DATA SUPPLIED |
§ §

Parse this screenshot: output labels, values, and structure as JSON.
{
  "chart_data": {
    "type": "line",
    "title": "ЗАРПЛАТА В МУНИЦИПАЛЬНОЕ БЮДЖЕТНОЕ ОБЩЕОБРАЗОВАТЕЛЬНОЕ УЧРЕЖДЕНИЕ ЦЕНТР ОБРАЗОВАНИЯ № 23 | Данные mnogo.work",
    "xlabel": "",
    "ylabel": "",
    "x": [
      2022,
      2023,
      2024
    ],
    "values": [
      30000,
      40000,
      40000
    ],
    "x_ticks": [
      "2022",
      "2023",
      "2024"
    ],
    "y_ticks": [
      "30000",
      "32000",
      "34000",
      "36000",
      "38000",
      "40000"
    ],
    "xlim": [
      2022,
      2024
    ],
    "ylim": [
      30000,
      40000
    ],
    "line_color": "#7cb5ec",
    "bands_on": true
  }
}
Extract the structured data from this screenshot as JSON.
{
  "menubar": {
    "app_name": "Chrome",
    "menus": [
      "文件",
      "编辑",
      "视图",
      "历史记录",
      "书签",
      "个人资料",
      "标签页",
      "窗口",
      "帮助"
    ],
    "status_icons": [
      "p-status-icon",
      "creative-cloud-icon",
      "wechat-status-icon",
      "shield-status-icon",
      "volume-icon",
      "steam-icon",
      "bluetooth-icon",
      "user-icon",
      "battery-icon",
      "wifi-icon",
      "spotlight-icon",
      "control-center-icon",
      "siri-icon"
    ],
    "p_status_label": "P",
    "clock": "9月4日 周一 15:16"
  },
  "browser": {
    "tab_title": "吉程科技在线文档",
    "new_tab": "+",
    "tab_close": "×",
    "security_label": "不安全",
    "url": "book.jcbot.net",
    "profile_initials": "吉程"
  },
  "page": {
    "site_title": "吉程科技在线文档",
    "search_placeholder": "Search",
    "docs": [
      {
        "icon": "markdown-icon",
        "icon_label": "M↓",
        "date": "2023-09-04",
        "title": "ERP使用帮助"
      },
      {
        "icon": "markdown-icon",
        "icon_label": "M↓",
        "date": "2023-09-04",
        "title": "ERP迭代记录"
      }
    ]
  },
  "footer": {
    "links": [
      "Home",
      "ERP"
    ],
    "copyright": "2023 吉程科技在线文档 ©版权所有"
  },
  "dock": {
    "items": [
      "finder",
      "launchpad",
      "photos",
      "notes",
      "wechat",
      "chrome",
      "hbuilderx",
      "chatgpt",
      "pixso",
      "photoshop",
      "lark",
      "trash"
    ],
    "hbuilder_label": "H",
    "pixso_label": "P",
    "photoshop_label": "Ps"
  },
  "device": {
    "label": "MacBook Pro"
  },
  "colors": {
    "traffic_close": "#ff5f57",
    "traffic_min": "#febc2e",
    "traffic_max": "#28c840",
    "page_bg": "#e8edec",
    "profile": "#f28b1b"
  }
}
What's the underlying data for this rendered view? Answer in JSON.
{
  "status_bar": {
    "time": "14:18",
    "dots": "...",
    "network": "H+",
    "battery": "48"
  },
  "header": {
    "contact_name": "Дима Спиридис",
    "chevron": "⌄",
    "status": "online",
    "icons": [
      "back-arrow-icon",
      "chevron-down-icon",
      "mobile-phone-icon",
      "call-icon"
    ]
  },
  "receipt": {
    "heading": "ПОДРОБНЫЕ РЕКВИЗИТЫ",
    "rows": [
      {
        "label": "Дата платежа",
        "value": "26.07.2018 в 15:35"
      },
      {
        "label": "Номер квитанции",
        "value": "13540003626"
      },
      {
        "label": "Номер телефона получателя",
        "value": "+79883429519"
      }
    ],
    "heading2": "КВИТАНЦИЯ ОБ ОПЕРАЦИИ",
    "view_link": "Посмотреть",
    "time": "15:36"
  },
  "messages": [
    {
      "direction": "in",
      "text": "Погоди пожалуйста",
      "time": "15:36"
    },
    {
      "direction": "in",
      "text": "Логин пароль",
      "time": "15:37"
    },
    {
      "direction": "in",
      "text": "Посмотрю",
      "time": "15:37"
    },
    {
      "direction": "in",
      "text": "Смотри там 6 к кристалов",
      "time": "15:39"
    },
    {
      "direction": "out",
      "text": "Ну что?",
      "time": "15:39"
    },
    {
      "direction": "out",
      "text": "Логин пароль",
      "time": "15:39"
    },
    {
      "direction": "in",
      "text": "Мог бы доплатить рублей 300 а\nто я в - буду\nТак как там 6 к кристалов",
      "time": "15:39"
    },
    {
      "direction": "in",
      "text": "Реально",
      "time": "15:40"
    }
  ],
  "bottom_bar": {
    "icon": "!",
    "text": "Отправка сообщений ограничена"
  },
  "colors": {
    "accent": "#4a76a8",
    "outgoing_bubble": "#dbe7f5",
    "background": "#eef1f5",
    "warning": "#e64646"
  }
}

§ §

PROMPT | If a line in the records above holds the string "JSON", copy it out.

EXERCISE SOLUTION |
Parse this screenshot: output labels, values, and structure as JSON.
Extract the structured data from this screenshot as JSON.
What's the underlying data for this rendered view? Answer in JSON.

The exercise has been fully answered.